- Breast milk is the antibiotic of the future. Such a loud statement the other day made a team of British scientists from the London National Physical Laboratory. A new drug derived from breast milk protein (lactoferrin) is able to fight microorganisms that are resistant to most antibiotics. And, as we know, the body’s resistance to the action of antibiotics is an acute problem of modern health care, annually claiming about 700 thousand lives around the world.
- Breast milk increases the effectiveness of some vaccinations. It turns out that breastfeeding a child during vaccination against tetanus, diphtheria, whooping cough and the type B flu virus can significantly increase the production of antibodies to these diseases.
- Breastfeeding reduces the likelihood of allergic and autoimmune diseases. Mother’s milk “introduces” the child with many potential allergens.

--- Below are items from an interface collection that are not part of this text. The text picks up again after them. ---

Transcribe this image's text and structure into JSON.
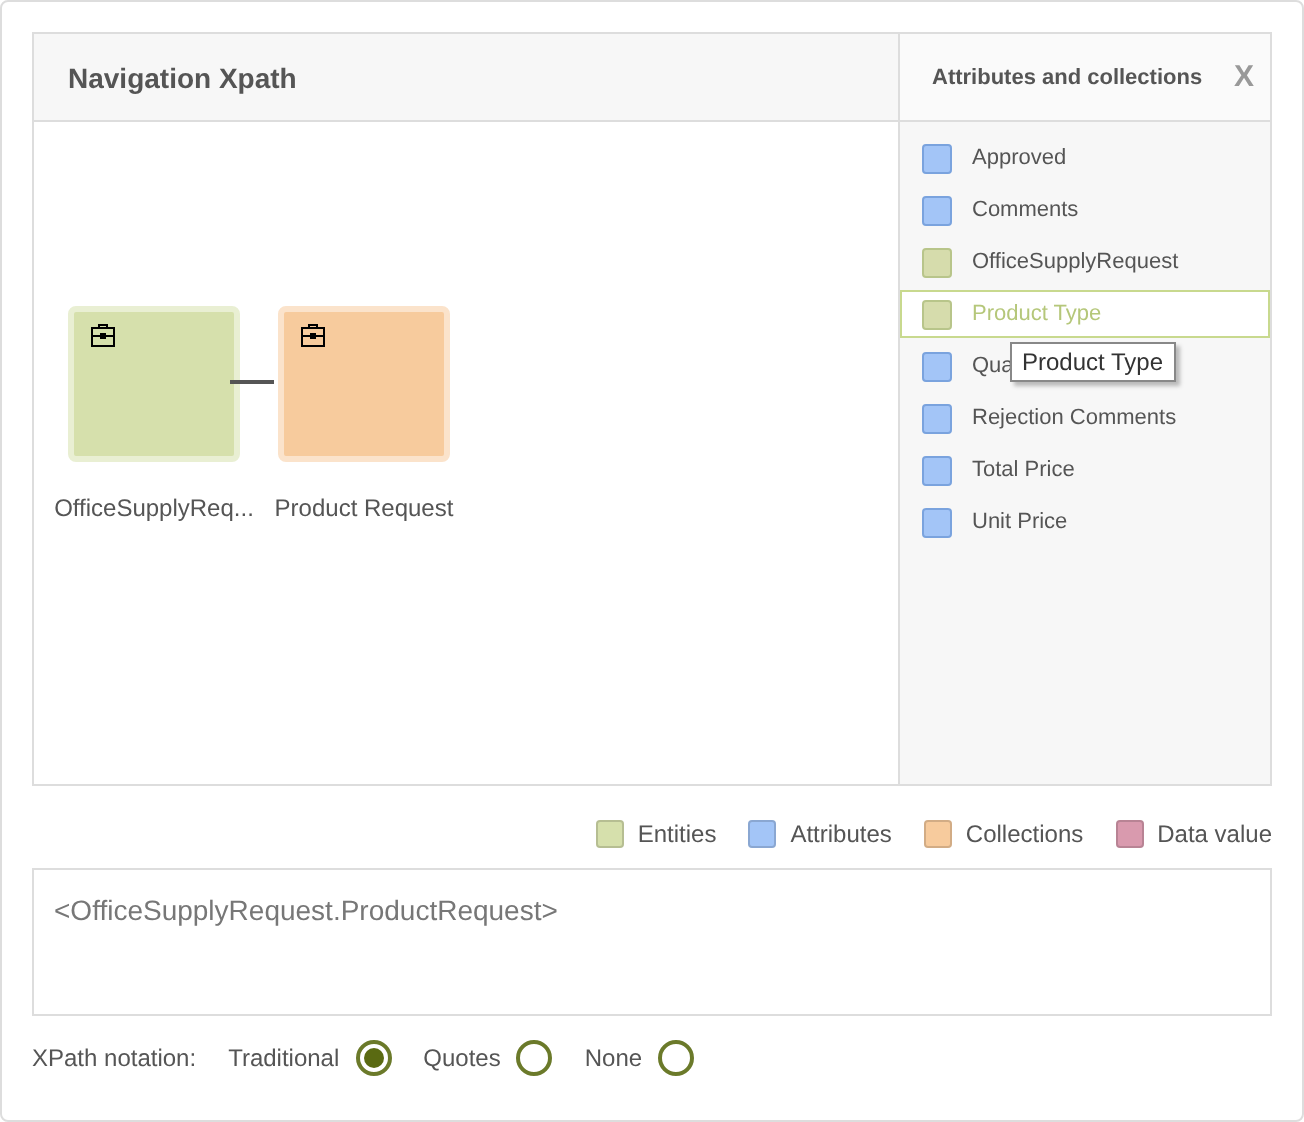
{
  "title": "Navigation Xpath",
  "nodes": [
    {
      "label": "OfficeSupplyReq...",
      "kind": "entity"
    },
    {
      "label": "Product Request",
      "kind": "collection"
    }
  ],
  "side_panel": {
    "title": "Attributes and collections",
    "close": "X",
    "items": [
      {
        "label": "Approved",
        "kind": "attribute",
        "selected": false
      },
      {
        "label": "Comments",
        "kind": "attribute",
        "selected": false
      },
      {
        "label": "OfficeSupplyRequest",
        "kind": "entity",
        "selected": false
      },
      {
        "label": "Product Type",
        "kind": "entity",
        "selected": true
      },
      {
        "label": "Qua",
        "kind": "attribute",
        "selected": false
      },
      {
        "label": "Rejection Comments",
        "kind": "attribute",
        "selected": false
      },
      {
        "label": "Total Price",
        "kind": "attribute",
        "selected": false
      },
      {
        "label": "Unit Price",
        "kind": "attribute",
        "selected": false
      }
    ],
    "tooltip": "Product Type"
  },
  "legend": [
    {
      "label": "Entities",
      "color": "#d6e0ac"
    },
    {
      "label": "Attributes",
      "color": "#a3c5f7"
    },
    {
      "label": "Collections",
      "color": "#f7cb9d"
    },
    {
      "label": "Data value",
      "color": "#d99aae"
    }
  ],
  "expression": "<OfficeSupplyRequest.ProductRequest>",
  "notation": {
    "label": "XPath notation:",
    "options": [
      {
        "label": "Traditional",
        "selected": true
      },
      {
        "label": "Quotes",
        "selected": false
      },
      {
        "label": "None",
        "selected": false
      }
    ]
  }
}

This negates the risk of negative reactions of the immune system to certain substances in the future.
- Breast milk improves local immunity of the urinary tract of babies. The fact is that mother’s milk is rich in proteins with powerful anti-bacterial and anti-inflammatory properties. However, these proteins are too large to be filtered by baby kidneys, so they are present in large quantities in the urinary tract of infants. This means that a baby who is breastfed is much less likely to get an infection or inflammation of the urinary tract than a baby in an artificial one.
- In breastfed babies, the thymus gland is larger than in artificial children. The thymus gland is the most important organ of the immune system. It regulates the mechanisms of cellular immunity. A more developed thymus gland helps optimal immunity and also reduces the likelihood of autoimmune diseases.
- Breastfeeding helps the formation of a healthy digestive tract of a child. Through the milk, prebiotics from the mother are transmitted to the baby, supporting its healthy microflora, and hence the baby’s immune system. Growth hormones contained in breast milk are responsible for the healthy state of the intestinal mucosa and prevent the growth of pathogens.